Got a version of Excel that uses the menu interface (Excel 97, Excel 2000, Excel 2002, or Excel 2003)? This site is for you! If you use a later version of Excel, visit our ExcelTips site focusing on the ribbon interface.
With more than 50 non-fiction books and numerous magazine articles to his credit, Allen Wyatt is an internationally recognized author. He is president of Sharon Parq Associates, a computer and publishing services company.
Learn more about Allen...
Please Note: This article is written for users of the following Microsoft Excel versions: 97, 2000, 2002, and 2003. If you are using a later version (Excel 2007 or later), this tip may not work for you. For a version of this tip written specifically for later versions of Excel, click here: Locking All Non-Empty Cells.
Sandeep has a worksheet that has hundreds of rows and columns. Some of the cells have information in them and some are empty. The empty cells are used for data entry. He would like a way to easily lock all the non-empty cells in a selected range and then lock the worksheet.
This is rather easy to do manually. There is an important item to keep in mind, however: All the cells in the worksheet are "locked," by default. In other words, you don't need to look for a way to lock the non-empty cells; you only need to look for a way to unlock the empty ones. (There is one exception to this, addressed shortly.)
With this in mind, you can follow these steps to get your empty cells unlocked:
Figure 1. The Go To dialog box.
Figure 2. The Go To Special dialog box.
Figure 3. The Protection tab of the Format Cells dialog box.
That's it. You can now lock your worksheet and only those blank cells that were selected at the end of step 5 will be accessible.
One interesting thing to note is that you don't really have to select a range in step 1. If, instead, you select a cell within the main body of your worksheet's entries, Excel assumes that you want to operate on the used area of your worksheet. In other words, when you get to step 5 what will be selected are all the empty cells in the used area of you worksheet.

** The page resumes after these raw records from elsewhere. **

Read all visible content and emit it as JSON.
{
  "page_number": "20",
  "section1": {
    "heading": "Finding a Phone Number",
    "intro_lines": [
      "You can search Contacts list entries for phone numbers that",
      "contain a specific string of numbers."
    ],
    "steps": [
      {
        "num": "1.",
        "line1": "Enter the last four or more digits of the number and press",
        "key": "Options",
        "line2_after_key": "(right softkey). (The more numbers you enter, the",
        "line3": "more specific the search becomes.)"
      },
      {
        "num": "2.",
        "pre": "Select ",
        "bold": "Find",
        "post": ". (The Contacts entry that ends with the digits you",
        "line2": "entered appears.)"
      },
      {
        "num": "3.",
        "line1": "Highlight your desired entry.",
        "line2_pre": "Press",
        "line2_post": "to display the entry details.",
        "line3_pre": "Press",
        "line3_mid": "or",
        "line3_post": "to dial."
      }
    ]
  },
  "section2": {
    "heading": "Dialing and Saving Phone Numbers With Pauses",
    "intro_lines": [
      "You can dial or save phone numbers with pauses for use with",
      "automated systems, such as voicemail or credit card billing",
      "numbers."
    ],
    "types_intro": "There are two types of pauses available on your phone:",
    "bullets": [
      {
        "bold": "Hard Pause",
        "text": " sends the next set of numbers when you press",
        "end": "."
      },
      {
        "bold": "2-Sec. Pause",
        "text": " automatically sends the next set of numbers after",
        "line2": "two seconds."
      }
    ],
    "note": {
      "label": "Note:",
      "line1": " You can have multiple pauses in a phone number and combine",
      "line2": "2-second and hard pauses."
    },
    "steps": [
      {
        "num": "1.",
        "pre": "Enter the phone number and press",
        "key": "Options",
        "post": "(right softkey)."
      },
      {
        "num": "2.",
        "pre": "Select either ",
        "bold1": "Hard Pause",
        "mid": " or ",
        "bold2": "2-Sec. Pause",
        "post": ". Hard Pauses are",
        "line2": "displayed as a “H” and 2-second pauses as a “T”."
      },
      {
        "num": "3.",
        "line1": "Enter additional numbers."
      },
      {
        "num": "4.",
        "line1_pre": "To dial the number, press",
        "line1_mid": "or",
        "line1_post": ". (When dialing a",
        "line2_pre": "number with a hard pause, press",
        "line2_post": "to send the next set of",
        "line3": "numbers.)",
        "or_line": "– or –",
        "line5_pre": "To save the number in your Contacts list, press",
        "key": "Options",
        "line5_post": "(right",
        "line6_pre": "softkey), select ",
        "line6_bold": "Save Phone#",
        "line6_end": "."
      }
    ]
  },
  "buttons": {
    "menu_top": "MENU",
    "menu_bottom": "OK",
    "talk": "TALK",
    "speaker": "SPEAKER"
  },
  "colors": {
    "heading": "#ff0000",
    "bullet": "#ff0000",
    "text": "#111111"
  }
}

One more thing to be aware of is that once you set the locking status of a cell (step 8), the cell retains that status until you specifically change it. This means that if you've previously made changes to the locking status of the cells, it may be beneficial to explicitly lock the cells prior to unlocking the empty ones. You can do this by following these modified steps:
In this case you must perform step 1—you have to select a range to affect. Excel won't assume which range you want to affect as in the earlier comment.
If you prefer, you can use a macro to protect your cells and your worksheet:
Sub UnlockEmptyCells() Dim myCell As Range Set myCell = Selection Cells.Select Selection.Locked = True myCell.Select Selection.SpecialCells(xlCellTypeBlanks).Select Selection.Locked = False ActiveSheet.Protect DrawingObjects:=True, _ Contents:=True, Scenarios:=True myCell.Select End Sub
This macro makes sure that all the cells in the worksheet are locked, then it unlocks the blank cells in the used range, and finally it protects the worksheet.
ExcelTips is your source for cost-effective Microsoft Excel training. This tip (8483) applies to Microsoft Excel 97, 2000, 2002, and 2003. You can find a version of this tip for the ribbon interface of Excel (Excel 2007 and later) here: Locking All Non-Empty Cells.
Program Successfully in Excel! John Walkenbach's name is synonymous with excellence in deciphering complex technical topics. With this comprehensive guide, "Mr. Spreadsheet" shows how to maximize your Excel experience using professional spreadsheet application development tips from his own personal bookshelf. Check out Excel 2013 Power Programming with VBA today!